I love straight lines, nothing fancy about lines one might think. Oh no, I am not talking about lines in supermarkets as in 'queues', as in the British vocabulary. If you look around, we are surrounded by lines everywhere - for example, houses, tables, chairs, the list goes on.

During my days in art training, we were required to draw straight lines free-hand and one exercise, our classmates held a large sheet of paper below our chins while we commenced to draw the lines on our own paper - in a way, it's like being blindfolded. I was trained then to draw lines with pencils, brush (sable, yes, those days we used sable hair brushes!) & ink and technical drawing pens. It was a challenge to get the lines not only close to each other but straight as well. Obviously this has made a huge impact in me that I continue to love drawing straight lines in my beads.

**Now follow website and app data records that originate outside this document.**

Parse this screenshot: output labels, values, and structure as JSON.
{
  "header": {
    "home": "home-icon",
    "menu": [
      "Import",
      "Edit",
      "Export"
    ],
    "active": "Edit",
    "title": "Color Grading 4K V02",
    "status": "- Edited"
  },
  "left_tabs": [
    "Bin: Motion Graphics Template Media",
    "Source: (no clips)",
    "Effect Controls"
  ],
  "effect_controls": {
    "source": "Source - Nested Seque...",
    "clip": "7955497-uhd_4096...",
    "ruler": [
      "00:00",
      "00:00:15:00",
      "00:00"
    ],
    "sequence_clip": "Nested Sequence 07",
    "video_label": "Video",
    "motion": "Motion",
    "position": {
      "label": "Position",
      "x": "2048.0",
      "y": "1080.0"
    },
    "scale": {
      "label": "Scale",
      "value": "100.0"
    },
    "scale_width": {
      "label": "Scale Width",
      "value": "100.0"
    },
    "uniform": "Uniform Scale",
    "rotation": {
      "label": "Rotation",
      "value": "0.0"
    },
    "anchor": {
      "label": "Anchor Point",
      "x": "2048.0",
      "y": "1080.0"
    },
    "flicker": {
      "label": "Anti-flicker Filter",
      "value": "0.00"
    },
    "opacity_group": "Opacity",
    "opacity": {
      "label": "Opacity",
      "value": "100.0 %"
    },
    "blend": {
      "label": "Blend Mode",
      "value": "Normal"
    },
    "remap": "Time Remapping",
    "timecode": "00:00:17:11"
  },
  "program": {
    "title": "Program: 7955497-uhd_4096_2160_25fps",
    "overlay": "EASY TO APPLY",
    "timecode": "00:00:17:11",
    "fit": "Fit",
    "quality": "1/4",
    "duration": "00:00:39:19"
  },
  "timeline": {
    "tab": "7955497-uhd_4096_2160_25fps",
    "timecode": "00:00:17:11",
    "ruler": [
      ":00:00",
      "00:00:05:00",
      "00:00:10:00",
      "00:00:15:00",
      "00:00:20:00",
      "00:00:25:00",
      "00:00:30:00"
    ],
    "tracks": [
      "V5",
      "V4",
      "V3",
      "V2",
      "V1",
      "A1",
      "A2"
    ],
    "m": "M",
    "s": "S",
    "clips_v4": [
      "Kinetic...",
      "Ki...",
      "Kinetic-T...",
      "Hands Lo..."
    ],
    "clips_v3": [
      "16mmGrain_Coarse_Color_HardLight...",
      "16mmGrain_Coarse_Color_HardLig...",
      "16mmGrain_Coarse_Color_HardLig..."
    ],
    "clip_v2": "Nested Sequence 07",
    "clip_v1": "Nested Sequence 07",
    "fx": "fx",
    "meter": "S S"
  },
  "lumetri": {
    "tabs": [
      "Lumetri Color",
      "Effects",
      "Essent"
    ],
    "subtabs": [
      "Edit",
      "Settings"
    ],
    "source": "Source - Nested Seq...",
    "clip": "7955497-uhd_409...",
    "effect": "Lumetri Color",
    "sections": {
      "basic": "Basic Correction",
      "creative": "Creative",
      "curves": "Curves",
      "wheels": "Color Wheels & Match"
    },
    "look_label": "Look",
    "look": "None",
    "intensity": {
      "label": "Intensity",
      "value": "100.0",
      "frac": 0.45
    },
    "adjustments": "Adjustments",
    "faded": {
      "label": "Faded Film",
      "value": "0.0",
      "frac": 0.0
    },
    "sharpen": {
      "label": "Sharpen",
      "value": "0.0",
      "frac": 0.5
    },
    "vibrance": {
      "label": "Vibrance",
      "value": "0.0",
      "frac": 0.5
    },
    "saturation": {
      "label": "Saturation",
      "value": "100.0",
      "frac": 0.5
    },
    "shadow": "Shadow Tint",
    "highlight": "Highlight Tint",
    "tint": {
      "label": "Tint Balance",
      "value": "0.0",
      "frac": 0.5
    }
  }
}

My latest collection of beads are made, yes you've guessed it, with lines (and dots) and in my favorite signature color combination of ivory, turquoise and ambers.

'JEWEL OF THE NILE'
Size of each bead: 1.6 x 1.7cm



This is a close-up of the above beads:

'JEWEL OF THE NILE'
Size of each bead: 1.6 x 1.7cm




Yesturday I decided to add new colors to the ivory-turquoise-amber combo by introducing yellow and orange sherbet to it. The top three beads (on the right) show the 'new' colors. I am quite pleased with the results.

'JEWEL OF THE NILE'
Size of each bead: 1.6 x 1.7cm


I have made more 'Window Beads' - these are made with Bullseye glass in crystal clear and antique white. I have been experiencing difficulties in capturing these beads with the camera, the brillance of the clear glass is not showing up as the beads really are.

'WINDOW BEADS - ANTIQUE WHITE'
Size of each bead: 1.6 x 1.7cm

1 comment:

ruth said...

Hi, maybe I can help with photos of clear glass. I've had lots of experience, as most of my work is clear. Put your work on a sheet of clear glass raised off the floor about 40cm. Put white paper on the floor underneath. Direct your photographic light onto the white paper and don't let the light shine on the work. You will have to play about with positions of all the elements. Shoot from above your work. Good luck. Hope this helps.
Ruth